Take for instance, the first story, where at the end it turned out to all be a plot of the mysterious Hollow Men, connected to something called the Broken Silo. With this new story, it felt like the first story was being put on hold for a while. Instead, Psionic Lad’s story is getting pulled into the greater framework, with Simon having the good sense to use Psionic Lad’s powers to try and figure out more about the Broken Silo. It’s a fun little moment, one that opens up the existing subplot rather than burying it, and it rewards readers who stick around.
As for the main story itself, it’s not bad. Psionic Lad is an entertaining enough character, and I like that Lemire is continuing to flesh out Simon and Lori, both characters created by Geoff Johns and Francis Manapul on their short-lived “Adventure Comics” run. Superboy comes off a little dim and overly trusting in places, but overall he’s not fairing badly under Lemire, and he’s an earnest enough character that you want him to do well.

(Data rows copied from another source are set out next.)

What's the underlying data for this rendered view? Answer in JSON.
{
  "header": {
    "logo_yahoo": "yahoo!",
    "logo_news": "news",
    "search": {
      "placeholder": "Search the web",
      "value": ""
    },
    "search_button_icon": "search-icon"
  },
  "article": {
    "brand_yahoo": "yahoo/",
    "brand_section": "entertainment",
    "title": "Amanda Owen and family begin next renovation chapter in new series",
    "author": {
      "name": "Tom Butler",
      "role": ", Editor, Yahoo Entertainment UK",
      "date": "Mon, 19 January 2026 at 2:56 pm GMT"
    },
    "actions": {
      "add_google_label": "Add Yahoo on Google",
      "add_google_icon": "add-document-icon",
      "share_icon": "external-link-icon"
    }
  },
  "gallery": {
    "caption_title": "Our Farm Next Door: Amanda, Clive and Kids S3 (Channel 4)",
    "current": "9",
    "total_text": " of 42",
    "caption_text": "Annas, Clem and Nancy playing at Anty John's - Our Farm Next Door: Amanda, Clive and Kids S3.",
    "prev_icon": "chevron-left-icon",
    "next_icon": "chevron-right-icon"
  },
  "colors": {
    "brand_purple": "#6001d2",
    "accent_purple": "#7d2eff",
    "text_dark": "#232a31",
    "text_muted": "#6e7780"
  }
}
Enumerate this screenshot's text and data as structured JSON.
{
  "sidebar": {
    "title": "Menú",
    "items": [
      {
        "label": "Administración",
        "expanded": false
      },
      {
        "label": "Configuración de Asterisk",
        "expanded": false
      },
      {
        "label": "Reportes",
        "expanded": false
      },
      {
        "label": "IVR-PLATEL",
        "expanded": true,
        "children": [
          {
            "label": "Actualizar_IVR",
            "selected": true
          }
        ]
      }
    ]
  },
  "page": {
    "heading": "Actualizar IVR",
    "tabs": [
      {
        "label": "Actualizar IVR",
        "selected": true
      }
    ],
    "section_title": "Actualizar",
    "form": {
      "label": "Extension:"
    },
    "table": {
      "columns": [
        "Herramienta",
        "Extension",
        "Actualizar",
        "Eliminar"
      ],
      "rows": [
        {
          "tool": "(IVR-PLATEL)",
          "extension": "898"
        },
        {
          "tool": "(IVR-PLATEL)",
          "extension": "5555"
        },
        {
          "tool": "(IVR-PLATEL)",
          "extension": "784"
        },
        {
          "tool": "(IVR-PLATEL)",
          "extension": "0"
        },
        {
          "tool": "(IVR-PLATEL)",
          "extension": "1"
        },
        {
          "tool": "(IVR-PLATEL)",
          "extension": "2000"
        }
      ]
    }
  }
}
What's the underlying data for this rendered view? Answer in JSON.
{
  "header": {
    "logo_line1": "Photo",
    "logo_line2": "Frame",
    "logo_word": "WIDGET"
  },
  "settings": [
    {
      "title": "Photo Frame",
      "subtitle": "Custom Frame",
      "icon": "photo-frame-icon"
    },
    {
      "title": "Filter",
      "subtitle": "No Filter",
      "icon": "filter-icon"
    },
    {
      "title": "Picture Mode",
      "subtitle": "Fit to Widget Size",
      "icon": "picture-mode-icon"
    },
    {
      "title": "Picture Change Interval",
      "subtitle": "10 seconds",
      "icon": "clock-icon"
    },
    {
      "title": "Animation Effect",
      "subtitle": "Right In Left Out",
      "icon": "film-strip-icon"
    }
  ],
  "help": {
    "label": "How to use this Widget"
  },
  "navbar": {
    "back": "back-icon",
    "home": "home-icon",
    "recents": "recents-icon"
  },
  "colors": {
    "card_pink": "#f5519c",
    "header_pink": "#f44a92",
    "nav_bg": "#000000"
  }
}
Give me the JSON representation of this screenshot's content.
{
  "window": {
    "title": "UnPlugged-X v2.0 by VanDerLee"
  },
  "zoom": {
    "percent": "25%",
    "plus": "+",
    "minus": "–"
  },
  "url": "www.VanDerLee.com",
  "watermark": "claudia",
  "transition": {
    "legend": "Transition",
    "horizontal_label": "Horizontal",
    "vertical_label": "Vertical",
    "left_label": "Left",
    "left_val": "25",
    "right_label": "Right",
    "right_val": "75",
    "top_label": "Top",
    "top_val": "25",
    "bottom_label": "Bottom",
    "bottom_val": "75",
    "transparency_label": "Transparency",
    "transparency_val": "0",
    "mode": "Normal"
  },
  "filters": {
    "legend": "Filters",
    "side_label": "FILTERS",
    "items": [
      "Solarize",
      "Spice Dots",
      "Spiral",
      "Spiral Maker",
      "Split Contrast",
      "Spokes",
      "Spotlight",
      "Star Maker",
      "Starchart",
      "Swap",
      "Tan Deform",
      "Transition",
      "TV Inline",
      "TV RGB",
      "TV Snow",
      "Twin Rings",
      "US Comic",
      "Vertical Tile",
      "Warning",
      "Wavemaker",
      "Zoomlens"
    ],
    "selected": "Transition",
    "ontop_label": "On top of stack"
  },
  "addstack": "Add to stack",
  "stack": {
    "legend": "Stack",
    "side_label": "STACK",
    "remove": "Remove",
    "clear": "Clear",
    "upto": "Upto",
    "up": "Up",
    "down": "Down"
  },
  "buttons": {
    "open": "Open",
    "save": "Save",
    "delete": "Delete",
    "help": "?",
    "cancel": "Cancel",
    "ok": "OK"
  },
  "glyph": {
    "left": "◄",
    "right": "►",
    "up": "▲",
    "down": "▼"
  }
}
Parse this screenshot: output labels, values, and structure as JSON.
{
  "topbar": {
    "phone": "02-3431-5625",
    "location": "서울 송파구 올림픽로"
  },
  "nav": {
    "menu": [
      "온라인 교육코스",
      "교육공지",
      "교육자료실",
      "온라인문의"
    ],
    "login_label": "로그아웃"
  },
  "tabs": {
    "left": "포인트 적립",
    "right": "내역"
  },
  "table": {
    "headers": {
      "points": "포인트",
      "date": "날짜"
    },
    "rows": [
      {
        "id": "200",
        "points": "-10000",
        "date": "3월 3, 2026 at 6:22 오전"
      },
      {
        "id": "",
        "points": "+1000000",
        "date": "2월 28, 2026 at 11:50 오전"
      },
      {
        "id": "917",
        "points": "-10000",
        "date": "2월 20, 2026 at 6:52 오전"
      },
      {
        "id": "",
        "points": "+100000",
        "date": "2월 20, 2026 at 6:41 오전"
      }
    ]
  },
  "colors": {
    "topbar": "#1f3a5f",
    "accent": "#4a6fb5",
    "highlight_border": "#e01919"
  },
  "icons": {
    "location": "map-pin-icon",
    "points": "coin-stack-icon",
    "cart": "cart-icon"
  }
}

Pier Gallo’s art, frustratingly, is uneven throughout the comic. There are some parts that look great: the circuit-board pattern of Psionic Lad’s powers, for instance, or the full-page splash of Mr. Gillam’s face with small panels sprinkled over top as the memories bubble up. And half of the time, Superboy himself looks great, like a real high school boy. But there’s a certain inconsistency to the art; the Superboy in the bedroom with Psionic Lad looks like a completely different character than the one talking to Lori just a page later, for instance, going from a doughy face and limp hair to a leaner look. And while I love the layout of the opening two-page splash where Superboy flies through the line of attackers, Superboy himself looks somewhat awkwardly posed. I do think that Gallo’s art is already looking better than in the previous issues, though, so this is hopefully a case where the longer Gallo is on board the stronger he’ll get.
Bit by bit, “Superboy” is finding its own voice. I like how Lemire is building his stories in a way that click together, and as said before, Gallo’s art is slowly improving. This is a book to keep an eye on. Right now it’s good, but in a year’s time it could quite easily be great.